With the H-1B cap season on the minds of many, it’s hard not to see some malicious design in recent reports of possible changes to H-1B extensions. Was this information leaked in an effort to discourage employers and candidates from applying for future visas? We simply don’t know. However, it’s important to separate fact from conjecture as misinformation on this topic is spreading.
H-1B extensions are of particular importance to nationals of India and China. Backlogs in the availability of green cards for these countries (referred to as priority dates) make it impossible to get a green card before their initial eligibility period ends (6 years). Though they filed everything diligently, some have been waiting for more than a decade for their green card to be issued.
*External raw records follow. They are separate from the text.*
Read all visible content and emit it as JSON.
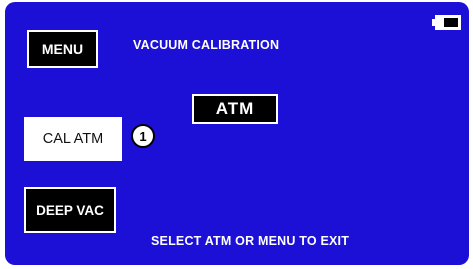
{
  "header": {
    "menu_label": "MENU",
    "title": "VACUUM CALIBRATION"
  },
  "status": {
    "battery_level": 0.65
  },
  "main": {
    "atm_label": "ATM",
    "cal_atm_label": "CAL ATM",
    "callout_number": "1",
    "deep_vac_label": "DEEP VAC"
  },
  "footer": {
    "instruction": "SELECT ATM OR MENU TO EXIT"
  },
  "colors": {
    "screen_background": "#1c0fd6",
    "button_dark": "#000000",
    "button_light": "#ffffff",
    "text": "#ffffff"
  }
}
Many of these individuals own homes, have U.S. citizen children in school, and have extensive ties to the U.S. Ongoing visa extensions are a lifeline for living and working in the United States.
So, What Happened?
Nothing official--- yet.
News sources report that DHS is considering a new interpretation of AC21 provisions regarding extensions of H-1B visas, often referred to as 7th Year Extensions. These proposals are supposedly in a memo being circulated and discussed by agency heads, but no actual details have been published. Sources who claim to have reviewed the memo say it contains a reinterpretation of the "may grant" language of the American Competitiveness in the 21st Century Act (AC21).
Prior to AC21, anyone with a backlogged priority date who maxed out on H-1B time was forced to leave the U.S. while they awaited green card processing or became eligible for another H-1B period. Congress solved this issue with AC21; providing two mechanisms for allowing H-1B extensions beyond six years. These provisions, Sections 104 and 106, are only available to H-1B workers who have started the green card process and have completed certain processing milestones.
Not so long ago, November 2016 to be exact, the Final Rules to AC21 opened by stating, "Many of these changes are primarily aimed at improving the ability of U.S. employers to hire and retain high-skilled workers who are beneficiaries of approved employment-based immigrant visa petitions and are waiting to become lawful permanent residents. ... (O)ne of the principal purposes for the enactment of AC21 was to improve the country's access to high-skilled workers. AC21 therefore contains several additional provisions intended to expand and strengthen the H-1B program." Absent formal rulemaking, this statement continues to provide the basis for review of any changes to regulatory interpretation.
Extensions Under AC21 Section 104(c)--- The 3 Year Extension
This section states that an individual may be granted an extension of status in three-year increments based on an approved immigrant petition for alien worker (form I-140) with a non-current priority date. This is the more vulnerable of the two provisions, since the "may" language suggests an exercise of discretion on the part of the Service.
For more than seventeen years, the USCIS has not exercised its discretion to deny extensions filed under 104(c). It's possible that the Trump Administration will direct USCIS to stop exercising such discretion. However, such a move would be immediately challenged in the courts.
Extensions Under AC21 Section 106(b)--- The 1 Year Extension
A worker is eligible for an extension of H-1B status in one-year increments beyond the six-year maximum, based on a labor certification or I-140 petition filed at least 365 days prior. This section states that the Attorney General shall extend the stay of an alien who qualifies for an exemption under subsection (a) in one-year increments until such time as a final decision is made on the alien’s lawful permanent residence.
Any attempt to reinterpret this section will be met with litigation. That doesn't mean that reinterpretation will not be attempted, but it is not likely to be a successful tack by the administration. This provision is statutory (that is, law), and would require Congressional involvement to be altered. We expect the one-year extension to withstand.
Remember that this potential change has not been officially published and is merely speculative at this time. Remain vigilant and informed, but don't assume the worst. Those who are eligible for PERM or I-140 submission should continue to file those cases as promptly as possible and should avoid "running out the clock" on their H-1B status.
Many industries (such as staffing companies) are already familiar with one year H-1B terms, given the nature of their client work orders. Should 104(c) be threatened, the one-year extensions of 106(b) are expected to remain available in the same way they are utilized today.
For others, the loss of three-year extensions would pose increased costs of filing annually and a higher potential of RFE. Neither of these challenges should be seen as an insurmountable obstacle and readers should continue to expect extensions, albeit perhaps in a more limited way, while they await completion of their LPR status.